Records from a data source:
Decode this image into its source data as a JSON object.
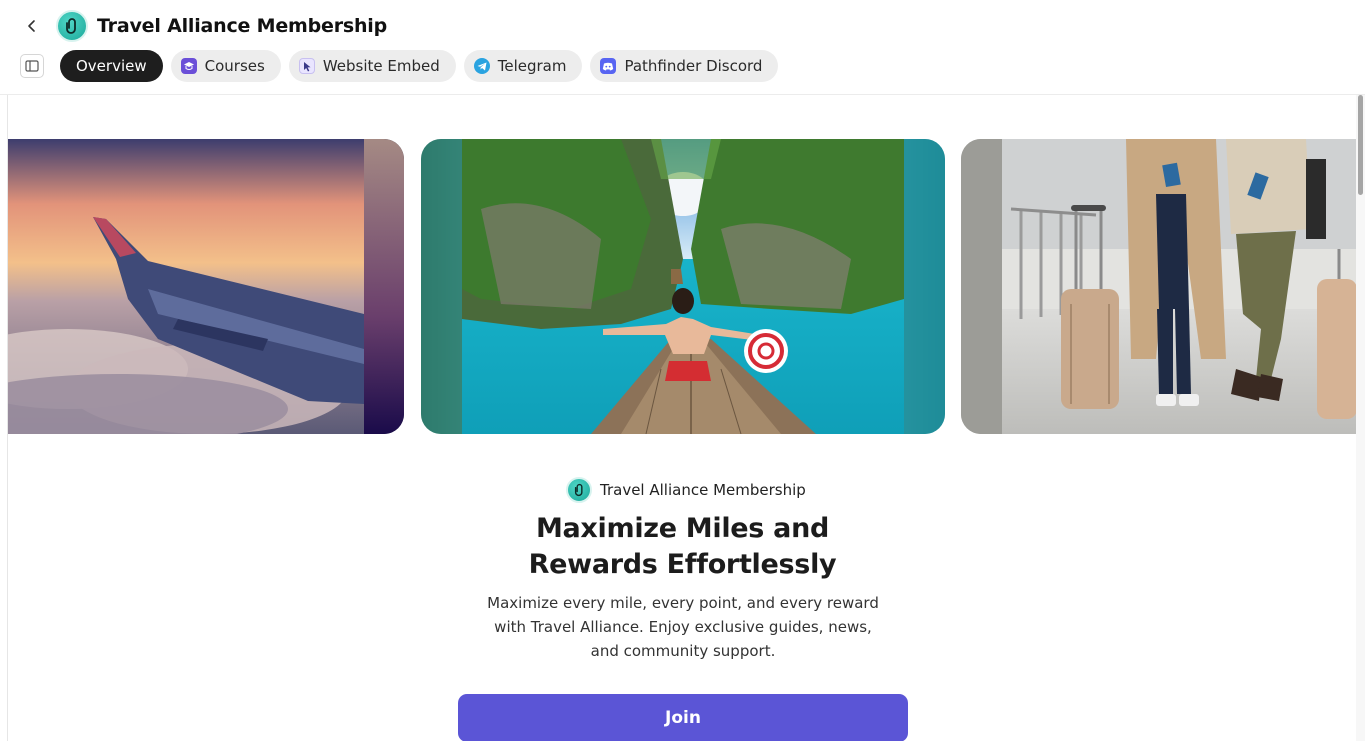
{
  "header": {
    "title": "Travel Alliance Membership",
    "logo_icon": "travel-alliance-logo"
  },
  "tabs": [
    {
      "label": "Overview",
      "icon": "",
      "active": true
    },
    {
      "label": "Courses",
      "icon": "graduation-cap-icon",
      "active": false
    },
    {
      "label": "Website Embed",
      "icon": "cursor-window-icon",
      "active": false
    },
    {
      "label": "Telegram",
      "icon": "telegram-icon",
      "active": false
    },
    {
      "label": "Pathfinder Discord",
      "icon": "discord-icon",
      "active": false
    }
  ],
  "carousel": [
    {
      "subject": "airplane-wing-sunset"
    },
    {
      "subject": "woman-on-boat-turquoise-lagoon"
    },
    {
      "subject": "travelers-with-luggage-airport"
    }
  ],
  "content": {
    "brand_name": "Travel Alliance Membership",
    "headline_line1": "Maximize Miles and",
    "headline_line2": "Rewards Effortlessly",
    "description": "Maximize every mile, every point, and every reward with Travel Alliance. Enjoy exclusive guides, news, and community support.",
    "join_label": "Join"
  },
  "colors": {
    "accent": "#5b55d6",
    "active_tab": "#1e1e1e",
    "tab_bg": "#ededed",
    "logo": "#1ba89a"
  }
}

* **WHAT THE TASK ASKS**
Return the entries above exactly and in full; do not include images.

* **EXPECTED OUTPUT**
Decode this image into its source data as a JSON object.
{
  "header": {
    "title": "Travel Alliance Membership",
    "logo_icon": "travel-alliance-logo"
  },
  "tabs": [
    {
      "label": "Overview",
      "icon": "",
      "active": true
    },
    {
      "label": "Courses",
      "icon": "graduation-cap-icon",
      "active": false
    },
    {
      "label": "Website Embed",
      "icon": "cursor-window-icon",
      "active": false
    },
    {
      "label": "Telegram",
      "icon": "telegram-icon",
      "active": false
    },
    {
      "label": "Pathfinder Discord",
      "icon": "discord-icon",
      "active": false
    }
  ],
  "carousel": [
    {
      "subject": "airplane-wing-sunset"
    },
    {
      "subject": "woman-on-boat-turquoise-lagoon"
    },
    {
      "subject": "travelers-with-luggage-airport"
    }
  ],
  "content": {
    "brand_name": "Travel Alliance Membership",
    "headline_line1": "Maximize Miles and",
    "headline_line2": "Rewards Effortlessly",
    "description": "Maximize every mile, every point, and every reward with Travel Alliance. Enjoy exclusive guides, news, and community support.",
    "join_label": "Join"
  },
  "colors": {
    "accent": "#5b55d6",
    "active_tab": "#1e1e1e",
    "tab_bg": "#ededed",
    "logo": "#1ba89a"
  }
}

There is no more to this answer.